Cardinal Burke responded late yesterday to questions from Carl E. Olson, editor of Catholic World Report, about his concerns, his view of the mid-term report, and why he thinks a statement from Pope Francis is "long overdue".

CWR: In what way is information about what is happening in the Synod being either manipulated or only partially reported and made public?

Cardinal Burke: The interventions of the individual Synod Fathers are not made available to the public, as has been the case in the past. All of the information regarding the Synod is controlled by the General Secretariat of the Synod which clearly has favored from the beginning the positions expressed in the Relatio post disceptationem of yesterday morning.

While the individual interventions of the Synod Fathers are not published, yesterday’s Relatio, which is merely a discussion document, was published immediately and, I am told, even broadcast live. You do not have to be a rocket scientist to see the approach at work, which is certainly not of the Church.

CWR: How is that reflected in the Synod's midterm document, released yesterday, which is being criticised by many for its appeal to a so-called "law of graduality”?

Cardinal Burke: While the document in question (Relatio post disceptationem) purports to report only the discussion which took place among the Synod Fathers, it, in fact, advances positions which many Synod Fathers do not accept and, I would say, as faithful shepherds of the flock cannot accept. Clearly, the response to the document in the discussion which immediately followed its presentation manifested that a great number of the Synod Fathers found it objectionable.

The document lacks a solid foundation in the Sacred Scriptures and the Magisterium. In a matter on which the Church has a very rich and clear teaching, it gives the impression of inventing a totally new, what one Synod Father called “revolutionary”, teaching on marriage and the family. It invokes repeatedly and in a confused manner principles which are not defined, for example, the law of graduality.

CWR: How important is it, do you think, that Pope Francis make a statement soon in order to address the growing sense—among many in the media and in the pews—that the Church is on the cusp of changing her teaching on various essential points regarding marriage, “remarriage,” reception of Communion, and even the place of “unions” among homosexuals?

Cardinal Burke: In my judgment, such a statement is long overdue.
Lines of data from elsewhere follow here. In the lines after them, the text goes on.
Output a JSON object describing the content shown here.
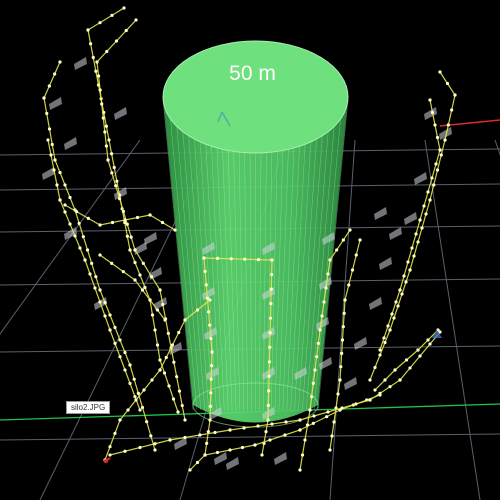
{
  "scene": {
    "radius_label": "50 m",
    "photo_label": "silo2.JPG",
    "colors": {
      "background": "#000000",
      "grid": "#5a5f6e",
      "silo_fill": "#55d86a",
      "silo_top": "#6fe07e",
      "flight_path": "#e8e84a",
      "waypoint": "#ffffcc",
      "camera_frustum": "#cfd3dc",
      "axis_x": "#e02a2a",
      "axis_y": "#22c24a"
    },
    "icons": [
      "north-arrow-icon",
      "axis-origin-icon"
    ]
  }
}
The debate on these questions has been going forward now for almost nine months, especially in the secular media but also through the speeches and interviews of Cardinal Walter Kasper and others who support his position.
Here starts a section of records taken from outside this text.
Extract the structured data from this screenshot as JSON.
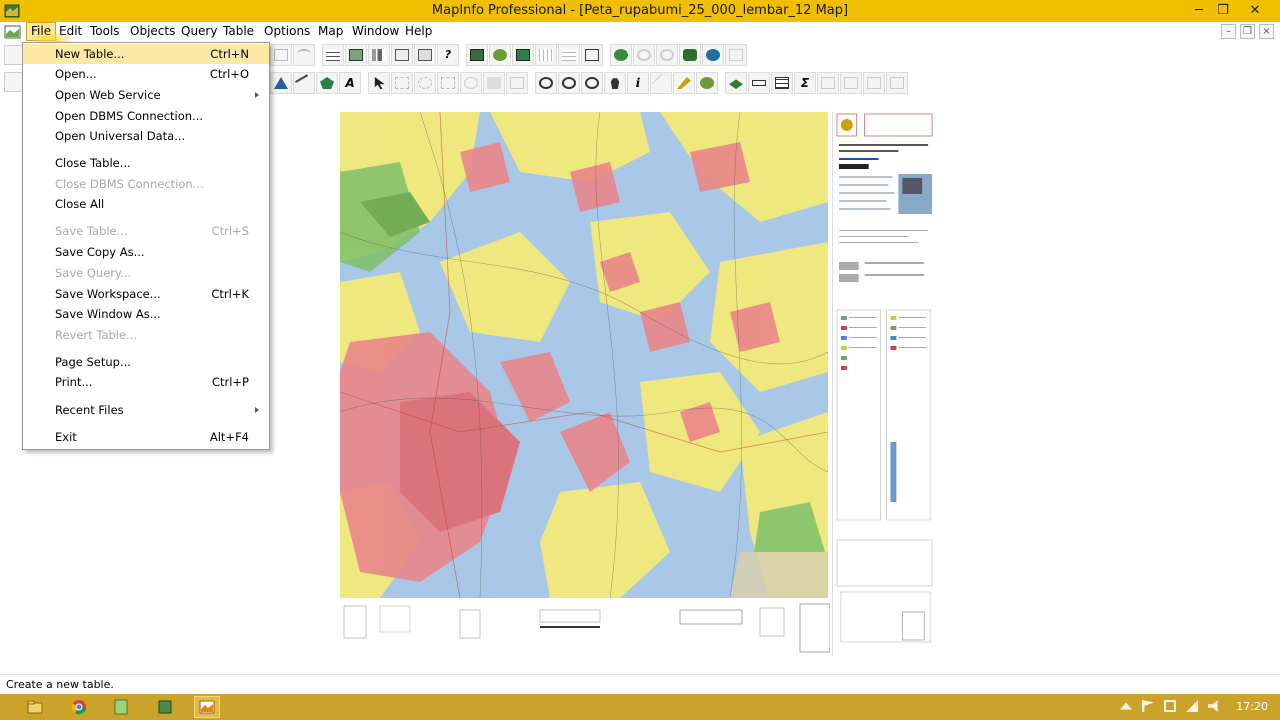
{
  "window": {
    "title": "MapInfo Professional - [Peta_rupabumi_25_000_lembar_12 Map]",
    "minimize_label": "─",
    "restore_label": "❐",
    "close_label": "✕"
  },
  "menubar": {
    "items": [
      {
        "label": "File"
      },
      {
        "label": "Edit"
      },
      {
        "label": "Tools"
      },
      {
        "label": "Objects"
      },
      {
        "label": "Query"
      },
      {
        "label": "Table"
      },
      {
        "label": "Options"
      },
      {
        "label": "Map"
      },
      {
        "label": "Window"
      },
      {
        "label": "Help"
      }
    ],
    "mdi_minimize": "–",
    "mdi_restore": "❐",
    "mdi_close": "×"
  },
  "file_menu": {
    "items": [
      {
        "label": "New Table...",
        "shortcut": "Ctrl+N",
        "enabled": true
      },
      {
        "label": "Open...",
        "shortcut": "Ctrl+O",
        "enabled": true
      },
      {
        "label": "Open Web Service",
        "shortcut": "",
        "enabled": true,
        "submenu": true
      },
      {
        "label": "Open DBMS Connection...",
        "shortcut": "",
        "enabled": true
      },
      {
        "label": "Open Universal Data...",
        "shortcut": "",
        "enabled": true
      },
      {
        "label": "Close Table...",
        "shortcut": "",
        "enabled": true
      },
      {
        "label": "Close DBMS Connection...",
        "shortcut": "",
        "enabled": false
      },
      {
        "label": "Close All",
        "shortcut": "",
        "enabled": true
      },
      {
        "label": "Save Table...",
        "shortcut": "Ctrl+S",
        "enabled": false
      },
      {
        "label": "Save Copy As...",
        "shortcut": "",
        "enabled": true
      },
      {
        "label": "Save Query...",
        "shortcut": "",
        "enabled": false
      },
      {
        "label": "Save Workspace...",
        "shortcut": "Ctrl+K",
        "enabled": true
      },
      {
        "label": "Save Window As...",
        "shortcut": "",
        "enabled": true
      },
      {
        "label": "Revert Table...",
        "shortcut": "",
        "enabled": false
      },
      {
        "label": "Page Setup...",
        "shortcut": "",
        "enabled": true
      },
      {
        "label": "Print...",
        "shortcut": "Ctrl+P",
        "enabled": true
      },
      {
        "label": "Recent Files",
        "shortcut": "",
        "enabled": true,
        "submenu": true
      },
      {
        "label": "Exit",
        "shortcut": "Alt+F4",
        "enabled": true
      }
    ]
  },
  "statusbar": {
    "message": "Create a new table."
  },
  "taskbar": {
    "clock": "17:20"
  },
  "colors": {
    "title_bar": "#f0c000",
    "taskbar": "#cba22a",
    "menu_highlight": "#ffe89a",
    "map_yellow": "#f2ea7a",
    "map_blue": "#a9c8e8",
    "map_red": "#e9868a",
    "map_green": "#7fbf6a"
  }
}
The faithful and their good shepherds are looking to the Vicar of Christ for the confirmation of the Catholic faith and practice regarding marriage which is the first cell of the life of the Church.